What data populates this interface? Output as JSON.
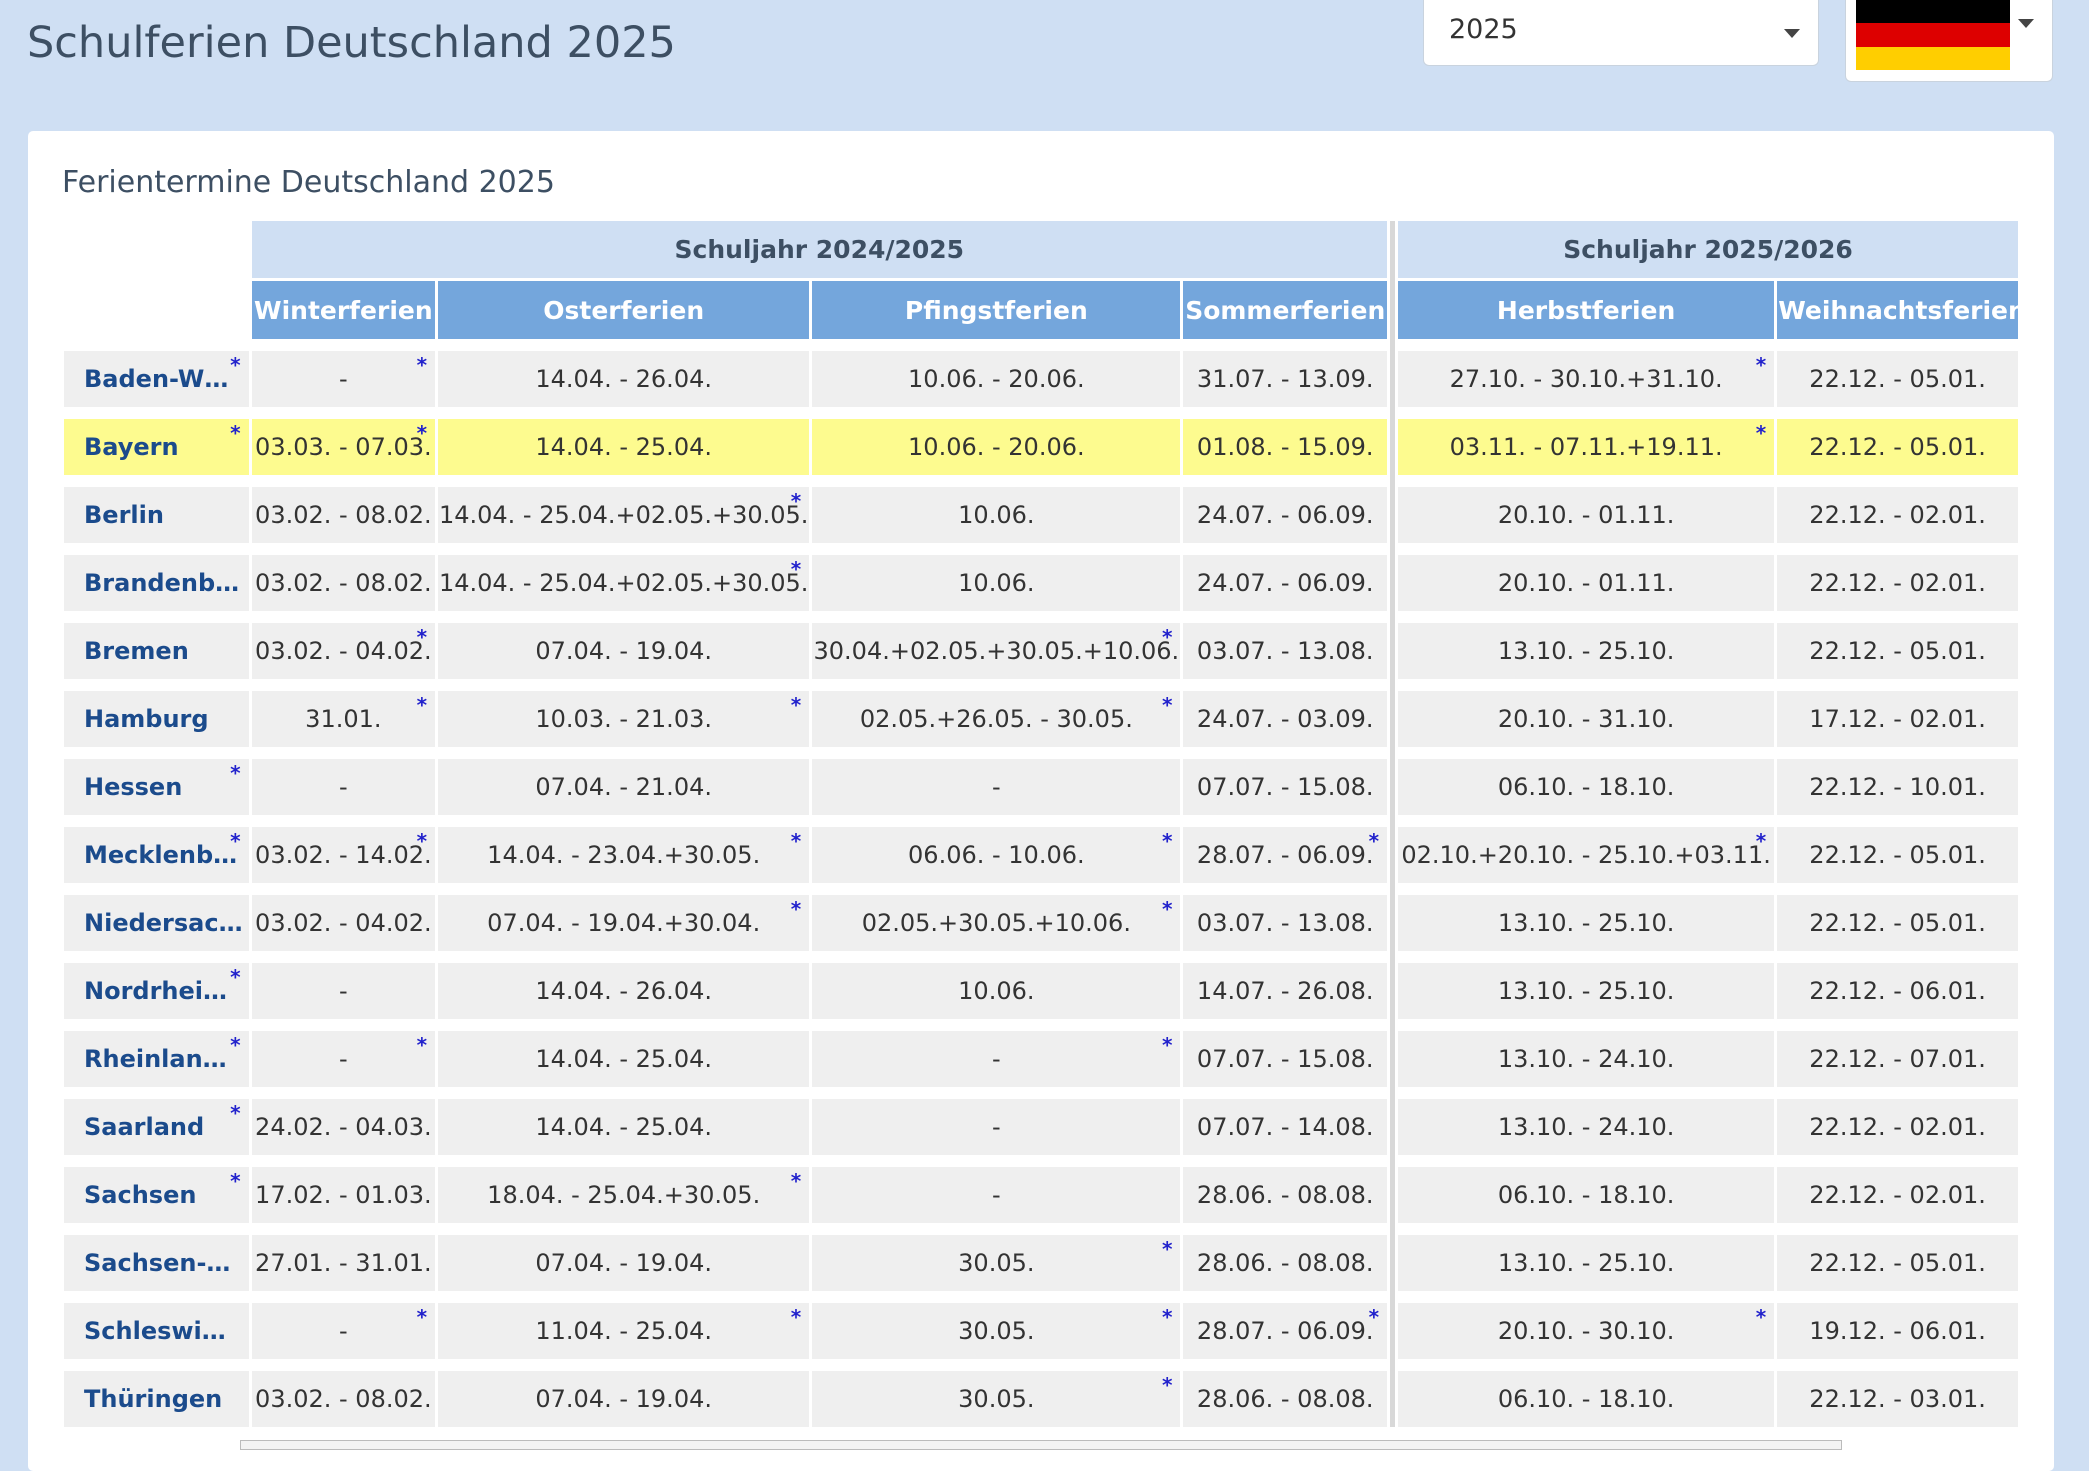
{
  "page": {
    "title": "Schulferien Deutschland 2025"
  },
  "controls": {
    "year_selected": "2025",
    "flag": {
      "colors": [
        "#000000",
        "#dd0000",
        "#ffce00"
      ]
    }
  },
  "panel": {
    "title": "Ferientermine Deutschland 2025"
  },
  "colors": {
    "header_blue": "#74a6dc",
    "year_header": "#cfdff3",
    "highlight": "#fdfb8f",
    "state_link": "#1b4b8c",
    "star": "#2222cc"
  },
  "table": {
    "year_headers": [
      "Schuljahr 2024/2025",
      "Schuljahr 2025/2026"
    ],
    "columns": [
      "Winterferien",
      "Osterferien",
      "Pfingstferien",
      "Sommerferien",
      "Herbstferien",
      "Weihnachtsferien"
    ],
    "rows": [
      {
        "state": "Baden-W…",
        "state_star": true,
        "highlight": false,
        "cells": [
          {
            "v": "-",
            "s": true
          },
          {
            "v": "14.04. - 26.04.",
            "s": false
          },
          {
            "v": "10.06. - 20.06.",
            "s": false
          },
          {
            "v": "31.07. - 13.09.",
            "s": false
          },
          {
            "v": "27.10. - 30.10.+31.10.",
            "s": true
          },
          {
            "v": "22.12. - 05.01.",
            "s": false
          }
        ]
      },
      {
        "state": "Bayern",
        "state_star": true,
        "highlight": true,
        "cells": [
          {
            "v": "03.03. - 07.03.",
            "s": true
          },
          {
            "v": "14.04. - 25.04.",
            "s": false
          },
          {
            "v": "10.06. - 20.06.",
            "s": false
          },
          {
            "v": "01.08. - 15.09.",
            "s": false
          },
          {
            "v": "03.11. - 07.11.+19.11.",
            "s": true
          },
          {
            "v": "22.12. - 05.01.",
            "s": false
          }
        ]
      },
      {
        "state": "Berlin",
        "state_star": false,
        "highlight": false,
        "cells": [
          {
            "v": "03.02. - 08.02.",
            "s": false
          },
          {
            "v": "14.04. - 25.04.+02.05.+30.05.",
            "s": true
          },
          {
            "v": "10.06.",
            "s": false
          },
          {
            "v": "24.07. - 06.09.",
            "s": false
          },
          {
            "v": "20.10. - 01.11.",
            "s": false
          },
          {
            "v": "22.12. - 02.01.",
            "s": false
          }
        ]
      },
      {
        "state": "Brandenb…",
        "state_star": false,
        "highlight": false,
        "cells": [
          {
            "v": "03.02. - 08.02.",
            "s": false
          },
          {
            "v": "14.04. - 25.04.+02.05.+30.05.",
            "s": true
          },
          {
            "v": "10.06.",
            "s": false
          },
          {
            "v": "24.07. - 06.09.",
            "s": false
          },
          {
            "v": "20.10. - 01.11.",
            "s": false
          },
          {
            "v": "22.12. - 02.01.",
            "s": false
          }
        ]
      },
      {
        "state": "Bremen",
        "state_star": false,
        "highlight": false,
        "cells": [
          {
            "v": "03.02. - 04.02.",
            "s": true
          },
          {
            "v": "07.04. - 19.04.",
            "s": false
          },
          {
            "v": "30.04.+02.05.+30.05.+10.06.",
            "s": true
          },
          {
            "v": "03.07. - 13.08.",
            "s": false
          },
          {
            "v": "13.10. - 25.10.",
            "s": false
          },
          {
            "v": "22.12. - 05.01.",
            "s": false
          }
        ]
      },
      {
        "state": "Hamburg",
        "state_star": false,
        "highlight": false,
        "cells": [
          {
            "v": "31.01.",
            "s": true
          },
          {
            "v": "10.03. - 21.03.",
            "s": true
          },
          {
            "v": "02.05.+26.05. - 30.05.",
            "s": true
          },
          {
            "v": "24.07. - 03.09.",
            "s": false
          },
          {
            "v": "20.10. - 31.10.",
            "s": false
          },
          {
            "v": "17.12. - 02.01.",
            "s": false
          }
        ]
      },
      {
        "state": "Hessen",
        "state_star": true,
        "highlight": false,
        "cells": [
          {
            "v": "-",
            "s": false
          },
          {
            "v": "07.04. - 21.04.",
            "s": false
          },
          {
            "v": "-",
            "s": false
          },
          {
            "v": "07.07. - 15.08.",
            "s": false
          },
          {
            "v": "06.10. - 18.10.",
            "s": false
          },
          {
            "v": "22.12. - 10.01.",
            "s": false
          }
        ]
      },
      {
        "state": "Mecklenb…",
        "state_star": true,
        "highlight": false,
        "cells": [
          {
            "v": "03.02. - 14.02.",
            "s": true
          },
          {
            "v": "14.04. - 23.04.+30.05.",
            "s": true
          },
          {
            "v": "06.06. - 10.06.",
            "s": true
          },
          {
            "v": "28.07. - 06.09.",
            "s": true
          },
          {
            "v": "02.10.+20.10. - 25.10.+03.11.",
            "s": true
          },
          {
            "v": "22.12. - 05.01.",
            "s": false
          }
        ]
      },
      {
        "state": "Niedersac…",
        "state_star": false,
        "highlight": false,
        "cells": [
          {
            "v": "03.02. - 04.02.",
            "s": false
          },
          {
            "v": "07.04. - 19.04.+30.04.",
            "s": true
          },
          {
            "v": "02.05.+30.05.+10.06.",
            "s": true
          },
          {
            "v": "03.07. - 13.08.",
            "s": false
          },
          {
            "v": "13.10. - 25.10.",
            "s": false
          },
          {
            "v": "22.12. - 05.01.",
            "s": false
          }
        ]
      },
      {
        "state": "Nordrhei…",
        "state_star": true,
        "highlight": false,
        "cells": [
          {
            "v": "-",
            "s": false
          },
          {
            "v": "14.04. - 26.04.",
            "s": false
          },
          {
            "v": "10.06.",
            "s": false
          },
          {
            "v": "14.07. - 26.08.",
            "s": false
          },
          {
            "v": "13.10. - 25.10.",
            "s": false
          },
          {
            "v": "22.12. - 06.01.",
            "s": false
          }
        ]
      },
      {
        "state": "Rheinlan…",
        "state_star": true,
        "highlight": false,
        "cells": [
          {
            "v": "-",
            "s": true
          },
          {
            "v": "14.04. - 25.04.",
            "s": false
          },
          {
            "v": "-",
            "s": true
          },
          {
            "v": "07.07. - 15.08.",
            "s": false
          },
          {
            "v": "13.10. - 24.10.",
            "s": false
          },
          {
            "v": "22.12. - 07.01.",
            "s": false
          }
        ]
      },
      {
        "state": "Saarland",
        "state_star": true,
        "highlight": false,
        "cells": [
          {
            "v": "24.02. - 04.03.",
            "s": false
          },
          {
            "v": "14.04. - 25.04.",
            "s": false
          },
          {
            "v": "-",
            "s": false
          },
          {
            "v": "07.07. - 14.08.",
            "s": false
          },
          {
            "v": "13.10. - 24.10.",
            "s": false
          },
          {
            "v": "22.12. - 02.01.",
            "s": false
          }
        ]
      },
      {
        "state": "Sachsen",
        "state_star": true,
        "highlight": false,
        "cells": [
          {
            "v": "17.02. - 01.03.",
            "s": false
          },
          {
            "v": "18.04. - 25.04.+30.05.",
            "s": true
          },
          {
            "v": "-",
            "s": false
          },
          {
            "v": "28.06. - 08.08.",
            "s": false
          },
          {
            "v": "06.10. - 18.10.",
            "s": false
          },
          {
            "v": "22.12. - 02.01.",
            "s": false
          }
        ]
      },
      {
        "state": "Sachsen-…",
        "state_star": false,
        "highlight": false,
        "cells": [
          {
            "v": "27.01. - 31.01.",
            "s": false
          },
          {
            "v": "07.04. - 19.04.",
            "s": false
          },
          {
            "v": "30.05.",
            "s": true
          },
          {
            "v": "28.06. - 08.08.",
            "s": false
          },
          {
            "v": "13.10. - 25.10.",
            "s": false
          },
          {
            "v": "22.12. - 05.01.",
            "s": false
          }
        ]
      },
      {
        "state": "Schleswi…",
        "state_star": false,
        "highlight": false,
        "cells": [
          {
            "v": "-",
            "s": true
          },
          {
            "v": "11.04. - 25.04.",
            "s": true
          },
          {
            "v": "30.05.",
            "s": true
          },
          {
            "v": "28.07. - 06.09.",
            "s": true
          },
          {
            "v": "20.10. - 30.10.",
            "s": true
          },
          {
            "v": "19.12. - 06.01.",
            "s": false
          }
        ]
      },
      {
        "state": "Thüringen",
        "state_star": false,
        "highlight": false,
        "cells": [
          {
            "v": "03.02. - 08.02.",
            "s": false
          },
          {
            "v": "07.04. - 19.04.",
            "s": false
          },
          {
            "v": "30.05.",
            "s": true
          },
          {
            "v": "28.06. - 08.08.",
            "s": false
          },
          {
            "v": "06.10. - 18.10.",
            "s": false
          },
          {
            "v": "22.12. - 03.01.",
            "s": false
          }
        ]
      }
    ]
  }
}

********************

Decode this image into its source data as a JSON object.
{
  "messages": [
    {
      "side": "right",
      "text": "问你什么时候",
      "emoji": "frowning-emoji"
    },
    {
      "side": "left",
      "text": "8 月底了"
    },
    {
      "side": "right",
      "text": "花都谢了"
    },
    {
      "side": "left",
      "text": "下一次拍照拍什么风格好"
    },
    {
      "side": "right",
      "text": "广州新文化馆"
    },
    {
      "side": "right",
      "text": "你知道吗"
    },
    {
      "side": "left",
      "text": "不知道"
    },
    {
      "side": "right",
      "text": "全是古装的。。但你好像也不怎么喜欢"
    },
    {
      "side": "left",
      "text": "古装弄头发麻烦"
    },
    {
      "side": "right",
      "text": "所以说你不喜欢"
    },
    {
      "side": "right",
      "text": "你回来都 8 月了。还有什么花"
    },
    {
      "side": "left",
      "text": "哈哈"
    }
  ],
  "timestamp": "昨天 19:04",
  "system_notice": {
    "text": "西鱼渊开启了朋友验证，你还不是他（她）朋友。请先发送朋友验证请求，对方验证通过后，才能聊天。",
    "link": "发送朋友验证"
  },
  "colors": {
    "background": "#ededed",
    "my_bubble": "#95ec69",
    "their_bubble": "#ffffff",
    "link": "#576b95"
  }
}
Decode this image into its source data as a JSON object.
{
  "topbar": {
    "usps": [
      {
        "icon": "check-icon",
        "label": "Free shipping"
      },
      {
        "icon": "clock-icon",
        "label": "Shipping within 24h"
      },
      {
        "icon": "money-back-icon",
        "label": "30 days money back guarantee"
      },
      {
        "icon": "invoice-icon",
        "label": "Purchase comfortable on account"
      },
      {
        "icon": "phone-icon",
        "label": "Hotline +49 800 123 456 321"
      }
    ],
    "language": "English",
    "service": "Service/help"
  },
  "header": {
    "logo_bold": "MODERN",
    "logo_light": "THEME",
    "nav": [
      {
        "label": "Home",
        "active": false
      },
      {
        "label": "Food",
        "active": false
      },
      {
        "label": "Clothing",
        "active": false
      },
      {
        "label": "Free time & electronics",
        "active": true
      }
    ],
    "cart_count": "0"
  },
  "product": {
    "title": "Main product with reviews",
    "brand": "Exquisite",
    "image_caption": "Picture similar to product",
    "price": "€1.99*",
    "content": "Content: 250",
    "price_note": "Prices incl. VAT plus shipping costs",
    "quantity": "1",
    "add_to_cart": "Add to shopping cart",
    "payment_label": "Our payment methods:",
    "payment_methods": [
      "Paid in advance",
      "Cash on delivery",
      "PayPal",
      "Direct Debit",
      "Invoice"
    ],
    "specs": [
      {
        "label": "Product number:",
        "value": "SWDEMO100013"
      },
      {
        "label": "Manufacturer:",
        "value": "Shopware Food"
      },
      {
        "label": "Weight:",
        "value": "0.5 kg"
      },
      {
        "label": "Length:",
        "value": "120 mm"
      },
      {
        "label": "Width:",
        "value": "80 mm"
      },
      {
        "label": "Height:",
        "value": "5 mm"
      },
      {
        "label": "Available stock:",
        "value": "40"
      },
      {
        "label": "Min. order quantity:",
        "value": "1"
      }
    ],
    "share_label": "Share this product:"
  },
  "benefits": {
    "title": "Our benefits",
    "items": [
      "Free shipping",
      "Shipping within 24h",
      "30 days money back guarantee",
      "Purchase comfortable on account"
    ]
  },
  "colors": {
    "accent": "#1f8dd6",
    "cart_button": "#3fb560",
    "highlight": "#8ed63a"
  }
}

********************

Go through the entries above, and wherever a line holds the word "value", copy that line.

### RESULT OF THE EXERCISE
        "value": "SWDEMO100013"
        "value": "Shopware Food"
        "value": "0.5 kg"
        "value": "120 mm"
        "value": "80 mm"
        "value": "5 mm"
        "value": "40"
        "value": "1"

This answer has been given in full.